**WHAT THE TASK REQUIRES**
Answer with a number only, giving how many lines in the data below include "Airfoil".

**DATA EXTRACTS**
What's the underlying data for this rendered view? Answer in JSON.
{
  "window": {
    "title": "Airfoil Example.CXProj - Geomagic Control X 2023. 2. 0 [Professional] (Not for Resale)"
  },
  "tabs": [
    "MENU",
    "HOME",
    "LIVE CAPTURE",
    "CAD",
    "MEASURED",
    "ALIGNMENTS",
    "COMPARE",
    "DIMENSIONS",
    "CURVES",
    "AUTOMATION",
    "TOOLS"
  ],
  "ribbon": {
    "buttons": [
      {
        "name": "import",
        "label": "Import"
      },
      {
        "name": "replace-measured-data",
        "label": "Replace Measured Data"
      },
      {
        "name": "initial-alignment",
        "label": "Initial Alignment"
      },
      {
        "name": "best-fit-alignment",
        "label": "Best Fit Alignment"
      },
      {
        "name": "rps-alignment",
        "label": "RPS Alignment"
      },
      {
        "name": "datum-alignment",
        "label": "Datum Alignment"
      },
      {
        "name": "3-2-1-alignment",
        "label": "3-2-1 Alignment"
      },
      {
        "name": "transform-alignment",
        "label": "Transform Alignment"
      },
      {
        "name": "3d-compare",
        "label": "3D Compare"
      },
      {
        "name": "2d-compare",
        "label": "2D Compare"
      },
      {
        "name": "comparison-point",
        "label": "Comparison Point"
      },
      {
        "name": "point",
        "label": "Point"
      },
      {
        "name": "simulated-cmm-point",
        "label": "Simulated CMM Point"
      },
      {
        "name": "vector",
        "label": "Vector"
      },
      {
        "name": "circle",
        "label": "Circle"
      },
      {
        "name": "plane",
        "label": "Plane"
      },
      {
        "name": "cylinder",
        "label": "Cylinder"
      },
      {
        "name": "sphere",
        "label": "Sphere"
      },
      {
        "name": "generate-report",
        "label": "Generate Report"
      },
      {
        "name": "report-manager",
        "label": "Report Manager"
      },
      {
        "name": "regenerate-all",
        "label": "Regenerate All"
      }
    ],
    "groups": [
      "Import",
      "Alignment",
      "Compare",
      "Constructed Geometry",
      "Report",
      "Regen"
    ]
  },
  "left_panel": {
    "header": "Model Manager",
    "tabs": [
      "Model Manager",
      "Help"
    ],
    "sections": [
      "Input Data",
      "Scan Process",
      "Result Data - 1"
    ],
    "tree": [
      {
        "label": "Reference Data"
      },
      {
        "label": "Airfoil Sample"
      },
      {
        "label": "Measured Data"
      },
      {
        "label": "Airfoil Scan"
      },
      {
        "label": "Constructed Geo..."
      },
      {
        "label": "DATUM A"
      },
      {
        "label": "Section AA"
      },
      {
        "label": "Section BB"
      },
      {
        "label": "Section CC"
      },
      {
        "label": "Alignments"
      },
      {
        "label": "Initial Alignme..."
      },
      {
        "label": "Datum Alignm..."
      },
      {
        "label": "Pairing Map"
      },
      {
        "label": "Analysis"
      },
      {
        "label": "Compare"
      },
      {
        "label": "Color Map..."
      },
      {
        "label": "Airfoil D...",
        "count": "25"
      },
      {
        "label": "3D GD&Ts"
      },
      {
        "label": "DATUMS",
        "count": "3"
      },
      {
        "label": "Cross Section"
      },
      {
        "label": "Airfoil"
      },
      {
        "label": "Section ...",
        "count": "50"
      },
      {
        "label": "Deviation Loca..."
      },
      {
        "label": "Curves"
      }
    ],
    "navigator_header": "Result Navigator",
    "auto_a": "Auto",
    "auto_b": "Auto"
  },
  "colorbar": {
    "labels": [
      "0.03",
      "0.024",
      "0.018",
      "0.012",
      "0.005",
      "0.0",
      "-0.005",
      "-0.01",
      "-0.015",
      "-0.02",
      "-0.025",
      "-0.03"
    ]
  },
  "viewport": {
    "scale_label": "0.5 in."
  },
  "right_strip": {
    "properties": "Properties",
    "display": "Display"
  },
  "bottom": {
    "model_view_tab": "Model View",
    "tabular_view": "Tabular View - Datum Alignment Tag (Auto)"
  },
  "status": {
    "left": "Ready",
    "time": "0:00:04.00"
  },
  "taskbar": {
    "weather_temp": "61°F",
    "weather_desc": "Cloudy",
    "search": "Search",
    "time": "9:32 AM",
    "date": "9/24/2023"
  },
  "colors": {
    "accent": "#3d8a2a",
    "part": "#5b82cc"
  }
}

**EXPECTED OUTPUT**
5